The original movie whose special effects are so good it obscures the plot. But who cares, when the spectacle is up to this standard? Each individual figure is hand-tinted by Melies, and the substitution effects still have a magical, whimsical quality at this remove. Rooted in the feree of French stage productions, there's something about seeing the craft involved that makes those effects truly special.
52 films by women 2017: 26/52.
Fascinating in how little Lupino's gender affects the testosterone-heavy narrative, but her general outsider status does; the depiction of Mexicans and Hispanic Americans is far, far ahead of what you'd expect from a Hollywood film of the 1950s. The final stretch reminded me, in its unrelenting desert-set paranoia, of Joseph Losey's Figures in a Landscape.
I was going to add a caveat to this review, to say that perhaps it wasn't a 4.5 film, but if you're queer, or if you're from one of those towns - you know, the ones with shops that you've never seen without the shutters down, the ones whose people are said to be "workshy" by people on TV despite the fact that some of the older residents still have scars on their head that they got from literally, physically…
You shouldn't have to talk about fandom, of course.
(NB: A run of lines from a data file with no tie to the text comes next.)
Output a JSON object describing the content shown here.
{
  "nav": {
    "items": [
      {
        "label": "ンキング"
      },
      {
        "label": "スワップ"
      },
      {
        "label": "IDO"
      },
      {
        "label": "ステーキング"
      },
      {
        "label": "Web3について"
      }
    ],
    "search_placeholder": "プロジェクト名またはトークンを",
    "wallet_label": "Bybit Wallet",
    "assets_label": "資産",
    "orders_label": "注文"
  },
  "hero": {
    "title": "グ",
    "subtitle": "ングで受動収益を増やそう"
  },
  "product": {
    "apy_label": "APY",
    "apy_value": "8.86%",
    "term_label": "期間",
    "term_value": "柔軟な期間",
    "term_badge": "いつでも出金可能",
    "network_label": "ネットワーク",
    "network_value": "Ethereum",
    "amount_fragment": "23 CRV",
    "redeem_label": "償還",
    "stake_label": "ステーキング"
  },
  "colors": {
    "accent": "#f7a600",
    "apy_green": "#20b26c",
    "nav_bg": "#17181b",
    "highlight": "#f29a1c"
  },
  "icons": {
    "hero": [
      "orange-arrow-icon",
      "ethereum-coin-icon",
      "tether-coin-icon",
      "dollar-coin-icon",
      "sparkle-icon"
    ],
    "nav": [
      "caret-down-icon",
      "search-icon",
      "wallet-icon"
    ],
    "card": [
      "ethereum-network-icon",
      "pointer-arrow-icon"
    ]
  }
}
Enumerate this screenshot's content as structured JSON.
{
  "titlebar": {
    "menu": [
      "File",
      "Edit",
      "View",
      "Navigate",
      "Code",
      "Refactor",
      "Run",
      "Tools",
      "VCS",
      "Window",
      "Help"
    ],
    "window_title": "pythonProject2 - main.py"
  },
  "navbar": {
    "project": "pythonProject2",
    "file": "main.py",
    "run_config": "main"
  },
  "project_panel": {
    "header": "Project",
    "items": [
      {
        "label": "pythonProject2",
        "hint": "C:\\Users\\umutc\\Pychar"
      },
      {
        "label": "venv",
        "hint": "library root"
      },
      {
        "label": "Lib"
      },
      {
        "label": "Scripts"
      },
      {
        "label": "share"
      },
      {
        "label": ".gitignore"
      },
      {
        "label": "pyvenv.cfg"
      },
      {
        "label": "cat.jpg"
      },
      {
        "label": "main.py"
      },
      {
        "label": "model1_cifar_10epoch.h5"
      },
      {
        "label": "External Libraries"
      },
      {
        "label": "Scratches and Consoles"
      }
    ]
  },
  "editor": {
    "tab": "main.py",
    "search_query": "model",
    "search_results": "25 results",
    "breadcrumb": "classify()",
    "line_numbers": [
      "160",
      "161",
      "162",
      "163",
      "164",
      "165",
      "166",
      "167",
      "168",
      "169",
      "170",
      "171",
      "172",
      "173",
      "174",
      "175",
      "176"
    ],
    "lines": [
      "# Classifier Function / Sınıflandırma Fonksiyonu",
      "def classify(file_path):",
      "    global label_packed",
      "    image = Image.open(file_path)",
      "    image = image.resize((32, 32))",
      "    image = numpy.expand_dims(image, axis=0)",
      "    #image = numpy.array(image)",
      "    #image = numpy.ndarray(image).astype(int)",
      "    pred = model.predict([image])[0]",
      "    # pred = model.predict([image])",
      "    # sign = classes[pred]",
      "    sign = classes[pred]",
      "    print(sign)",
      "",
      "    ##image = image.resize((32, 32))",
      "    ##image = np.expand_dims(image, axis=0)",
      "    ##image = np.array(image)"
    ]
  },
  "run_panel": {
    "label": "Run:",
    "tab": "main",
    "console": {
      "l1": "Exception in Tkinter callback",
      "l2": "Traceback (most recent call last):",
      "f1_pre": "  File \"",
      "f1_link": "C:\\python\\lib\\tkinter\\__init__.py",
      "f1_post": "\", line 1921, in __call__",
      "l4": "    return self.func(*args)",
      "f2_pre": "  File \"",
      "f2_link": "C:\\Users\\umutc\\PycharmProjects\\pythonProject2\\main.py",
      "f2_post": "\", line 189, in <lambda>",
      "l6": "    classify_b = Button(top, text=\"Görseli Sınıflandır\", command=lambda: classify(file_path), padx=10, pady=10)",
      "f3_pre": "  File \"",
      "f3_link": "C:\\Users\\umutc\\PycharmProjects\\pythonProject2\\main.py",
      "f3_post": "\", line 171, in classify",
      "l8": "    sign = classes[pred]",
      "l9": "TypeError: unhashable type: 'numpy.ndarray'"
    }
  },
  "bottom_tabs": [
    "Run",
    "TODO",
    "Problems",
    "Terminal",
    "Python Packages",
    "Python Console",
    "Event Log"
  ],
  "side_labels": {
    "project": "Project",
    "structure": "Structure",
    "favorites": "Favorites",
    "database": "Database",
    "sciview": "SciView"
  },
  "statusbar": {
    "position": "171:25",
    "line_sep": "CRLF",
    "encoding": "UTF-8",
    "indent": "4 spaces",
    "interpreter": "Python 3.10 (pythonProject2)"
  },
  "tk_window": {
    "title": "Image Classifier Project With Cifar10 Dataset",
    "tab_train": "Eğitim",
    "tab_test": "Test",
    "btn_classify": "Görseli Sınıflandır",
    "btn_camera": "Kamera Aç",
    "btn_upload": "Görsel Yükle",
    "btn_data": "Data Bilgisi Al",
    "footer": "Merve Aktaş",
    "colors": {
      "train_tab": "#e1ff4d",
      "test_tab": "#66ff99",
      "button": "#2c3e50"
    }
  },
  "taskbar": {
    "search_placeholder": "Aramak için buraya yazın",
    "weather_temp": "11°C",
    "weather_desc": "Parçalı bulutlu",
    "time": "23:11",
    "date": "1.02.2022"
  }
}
You shouldn't have to earn the right to offer your opinions on movies, and no good movie should be dependent on goodwill ported over from previous source material. It's just that, for me, there is something a bit special about Ghostbusters - the original movies, and the cartoon series spun off from them. The movies were a bit too scary for young me at the time they came out, actually, so…